  9. I really like how the yellow is much more promiennt on this model compared to the original set, and, similarly, none of the stickers or prints feel out of place on this build. This makes me want to buy the set to then build your alternate model.
  10. Seeing this topic updated reminds me that I have been wanting to build this; I was actually thinking about it either this morning or yesterday! I had missed that there is an updated version of your model, so I will be careful to redownload the instructions.
  11. Actually, this is almost an identical build to the claw in 42042. Check starting on page 211 of its instructions. The only notable difference here seems to be the linkage used with the pneumatic cylinder rather than a small linear actuator.
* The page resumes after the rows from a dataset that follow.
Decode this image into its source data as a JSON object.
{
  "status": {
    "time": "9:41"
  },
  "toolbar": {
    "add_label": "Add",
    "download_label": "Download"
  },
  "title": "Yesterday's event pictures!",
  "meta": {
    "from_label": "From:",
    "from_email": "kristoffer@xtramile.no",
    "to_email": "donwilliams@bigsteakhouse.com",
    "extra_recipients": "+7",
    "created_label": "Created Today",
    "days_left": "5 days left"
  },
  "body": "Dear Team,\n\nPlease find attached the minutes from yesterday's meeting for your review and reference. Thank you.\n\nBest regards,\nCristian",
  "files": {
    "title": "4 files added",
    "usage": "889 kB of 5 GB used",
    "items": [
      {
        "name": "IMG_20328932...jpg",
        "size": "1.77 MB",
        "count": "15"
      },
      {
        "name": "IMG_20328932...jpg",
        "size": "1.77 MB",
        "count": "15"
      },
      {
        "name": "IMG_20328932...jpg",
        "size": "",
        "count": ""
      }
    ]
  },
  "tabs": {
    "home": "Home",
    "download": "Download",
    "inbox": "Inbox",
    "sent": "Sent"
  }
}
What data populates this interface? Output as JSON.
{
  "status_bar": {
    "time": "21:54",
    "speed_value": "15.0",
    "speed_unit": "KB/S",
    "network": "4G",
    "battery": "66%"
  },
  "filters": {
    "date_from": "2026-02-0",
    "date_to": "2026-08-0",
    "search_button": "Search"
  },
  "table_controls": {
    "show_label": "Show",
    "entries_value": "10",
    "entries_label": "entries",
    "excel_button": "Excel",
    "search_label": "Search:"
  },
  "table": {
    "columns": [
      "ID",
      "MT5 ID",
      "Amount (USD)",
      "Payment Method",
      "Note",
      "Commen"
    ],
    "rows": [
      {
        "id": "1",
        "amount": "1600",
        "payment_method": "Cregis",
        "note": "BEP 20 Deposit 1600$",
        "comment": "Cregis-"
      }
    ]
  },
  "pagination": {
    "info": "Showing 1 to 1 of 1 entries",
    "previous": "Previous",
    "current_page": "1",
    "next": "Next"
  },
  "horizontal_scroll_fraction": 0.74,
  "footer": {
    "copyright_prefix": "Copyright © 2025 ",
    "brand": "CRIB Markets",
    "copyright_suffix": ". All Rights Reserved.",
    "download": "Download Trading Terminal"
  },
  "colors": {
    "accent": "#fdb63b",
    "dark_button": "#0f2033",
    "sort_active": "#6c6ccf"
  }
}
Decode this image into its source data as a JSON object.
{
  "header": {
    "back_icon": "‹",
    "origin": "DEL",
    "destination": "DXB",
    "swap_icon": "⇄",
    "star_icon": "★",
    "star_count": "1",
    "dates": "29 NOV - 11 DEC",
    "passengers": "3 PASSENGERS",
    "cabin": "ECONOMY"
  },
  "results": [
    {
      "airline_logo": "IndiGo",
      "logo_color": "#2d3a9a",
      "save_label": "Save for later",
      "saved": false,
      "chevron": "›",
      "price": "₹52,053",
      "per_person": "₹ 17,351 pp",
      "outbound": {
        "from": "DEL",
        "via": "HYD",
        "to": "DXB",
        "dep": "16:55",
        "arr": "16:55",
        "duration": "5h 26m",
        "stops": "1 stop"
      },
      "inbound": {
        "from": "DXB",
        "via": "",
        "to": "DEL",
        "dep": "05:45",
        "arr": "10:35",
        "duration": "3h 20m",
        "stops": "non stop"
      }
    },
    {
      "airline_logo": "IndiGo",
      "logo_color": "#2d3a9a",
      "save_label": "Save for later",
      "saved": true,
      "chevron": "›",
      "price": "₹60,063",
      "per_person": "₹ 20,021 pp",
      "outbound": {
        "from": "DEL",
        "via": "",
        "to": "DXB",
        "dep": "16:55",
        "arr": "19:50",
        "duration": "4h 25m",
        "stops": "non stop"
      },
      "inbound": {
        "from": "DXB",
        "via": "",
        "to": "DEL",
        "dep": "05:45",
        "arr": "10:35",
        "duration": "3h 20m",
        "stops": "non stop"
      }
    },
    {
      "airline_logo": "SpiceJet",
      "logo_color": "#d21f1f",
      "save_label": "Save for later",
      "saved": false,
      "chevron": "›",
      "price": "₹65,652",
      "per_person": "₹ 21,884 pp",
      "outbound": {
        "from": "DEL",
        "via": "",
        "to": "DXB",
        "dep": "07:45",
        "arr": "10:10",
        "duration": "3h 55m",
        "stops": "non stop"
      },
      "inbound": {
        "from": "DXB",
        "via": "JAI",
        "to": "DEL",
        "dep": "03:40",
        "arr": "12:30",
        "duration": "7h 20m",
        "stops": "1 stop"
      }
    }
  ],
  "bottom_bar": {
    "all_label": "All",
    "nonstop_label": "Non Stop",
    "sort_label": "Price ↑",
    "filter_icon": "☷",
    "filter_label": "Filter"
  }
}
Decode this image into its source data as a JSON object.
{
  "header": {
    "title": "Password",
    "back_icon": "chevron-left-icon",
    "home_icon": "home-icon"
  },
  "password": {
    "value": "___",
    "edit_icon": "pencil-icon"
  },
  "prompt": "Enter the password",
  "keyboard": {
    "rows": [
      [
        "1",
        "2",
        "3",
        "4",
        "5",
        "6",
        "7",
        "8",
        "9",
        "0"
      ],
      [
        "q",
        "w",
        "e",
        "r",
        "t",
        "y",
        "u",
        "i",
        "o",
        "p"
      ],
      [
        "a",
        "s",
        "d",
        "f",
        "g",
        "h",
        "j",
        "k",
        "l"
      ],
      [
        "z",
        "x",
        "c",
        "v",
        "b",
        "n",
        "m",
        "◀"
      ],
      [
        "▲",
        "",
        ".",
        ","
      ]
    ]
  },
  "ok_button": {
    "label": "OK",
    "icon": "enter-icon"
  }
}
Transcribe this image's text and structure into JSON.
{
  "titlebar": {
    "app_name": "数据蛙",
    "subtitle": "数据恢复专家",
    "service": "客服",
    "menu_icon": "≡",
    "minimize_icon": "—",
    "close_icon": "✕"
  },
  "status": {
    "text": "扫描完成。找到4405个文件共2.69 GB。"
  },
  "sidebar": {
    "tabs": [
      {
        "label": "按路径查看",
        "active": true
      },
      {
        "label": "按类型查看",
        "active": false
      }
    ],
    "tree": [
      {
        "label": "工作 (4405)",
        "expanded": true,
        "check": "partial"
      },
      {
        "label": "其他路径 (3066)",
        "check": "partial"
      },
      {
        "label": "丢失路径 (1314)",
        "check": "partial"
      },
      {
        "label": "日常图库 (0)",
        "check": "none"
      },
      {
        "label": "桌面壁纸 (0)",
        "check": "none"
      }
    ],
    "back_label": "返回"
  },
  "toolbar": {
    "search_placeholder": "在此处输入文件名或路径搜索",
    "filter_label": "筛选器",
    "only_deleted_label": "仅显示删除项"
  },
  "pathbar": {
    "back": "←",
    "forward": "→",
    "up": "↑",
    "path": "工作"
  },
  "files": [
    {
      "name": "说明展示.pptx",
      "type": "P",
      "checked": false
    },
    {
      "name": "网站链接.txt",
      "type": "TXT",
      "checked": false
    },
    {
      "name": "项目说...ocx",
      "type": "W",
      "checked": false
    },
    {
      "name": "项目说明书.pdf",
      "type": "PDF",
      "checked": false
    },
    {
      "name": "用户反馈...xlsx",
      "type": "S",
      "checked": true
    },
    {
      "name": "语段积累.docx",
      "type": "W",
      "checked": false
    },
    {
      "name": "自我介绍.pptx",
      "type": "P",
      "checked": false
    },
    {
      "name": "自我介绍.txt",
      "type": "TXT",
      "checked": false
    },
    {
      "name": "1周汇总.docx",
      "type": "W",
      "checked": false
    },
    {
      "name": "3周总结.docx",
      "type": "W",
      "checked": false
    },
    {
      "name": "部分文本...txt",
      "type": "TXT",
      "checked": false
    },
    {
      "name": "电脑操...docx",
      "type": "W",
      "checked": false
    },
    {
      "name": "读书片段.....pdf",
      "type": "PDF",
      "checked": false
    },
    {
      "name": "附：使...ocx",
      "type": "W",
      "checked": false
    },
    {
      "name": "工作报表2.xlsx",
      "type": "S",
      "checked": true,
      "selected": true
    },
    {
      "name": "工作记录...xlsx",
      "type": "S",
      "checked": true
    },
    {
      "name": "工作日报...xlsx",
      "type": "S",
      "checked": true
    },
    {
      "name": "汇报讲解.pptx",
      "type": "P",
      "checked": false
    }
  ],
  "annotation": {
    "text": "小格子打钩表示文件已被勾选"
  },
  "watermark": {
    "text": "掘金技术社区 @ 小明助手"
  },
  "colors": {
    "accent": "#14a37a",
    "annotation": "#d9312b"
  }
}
  12. You are correct, I have fixed the dimensions. The corrected dimensions are LxWxH: 32 x 14 x 21 = 9,408 cubic studs.
  13. 21. Pneumatic Telehandler Functions: Stearing (Pneumatic) Boom elevation (Pneumatic) Boom extension (Pneumatic) Tilting forks (I do not know what the correct technical term might be) Dimensions: L x W x H -- 32 x 14 x 21 = 9,408 cubic studs. Images: Topic: TC22 Generic Pneumatic Telehandler
  14. Below are the pictures of the completed MOC. Functions: Stearing (Pneumatic) Boom elevation (Pneumatic) Boom extension (Pneumatic) Tilting forks (I do not know what the correct technical term might be) The stearing is not an optimal solution as I have previously mentioned, but a goal that I had for this build was to use every pneumatic cylinder included in 42128. The final dimensions are L x W x H -- 32 x 14 x 20.5 = 9,184 cubic studs. I was nervous that this would be too large of a build, but it ended up being smaller than I anticipated.
  15. Really it is not that practical at all; using the gear rack from the set would have been better. This is very much a case of could it be a solution, rather than should it be the solution.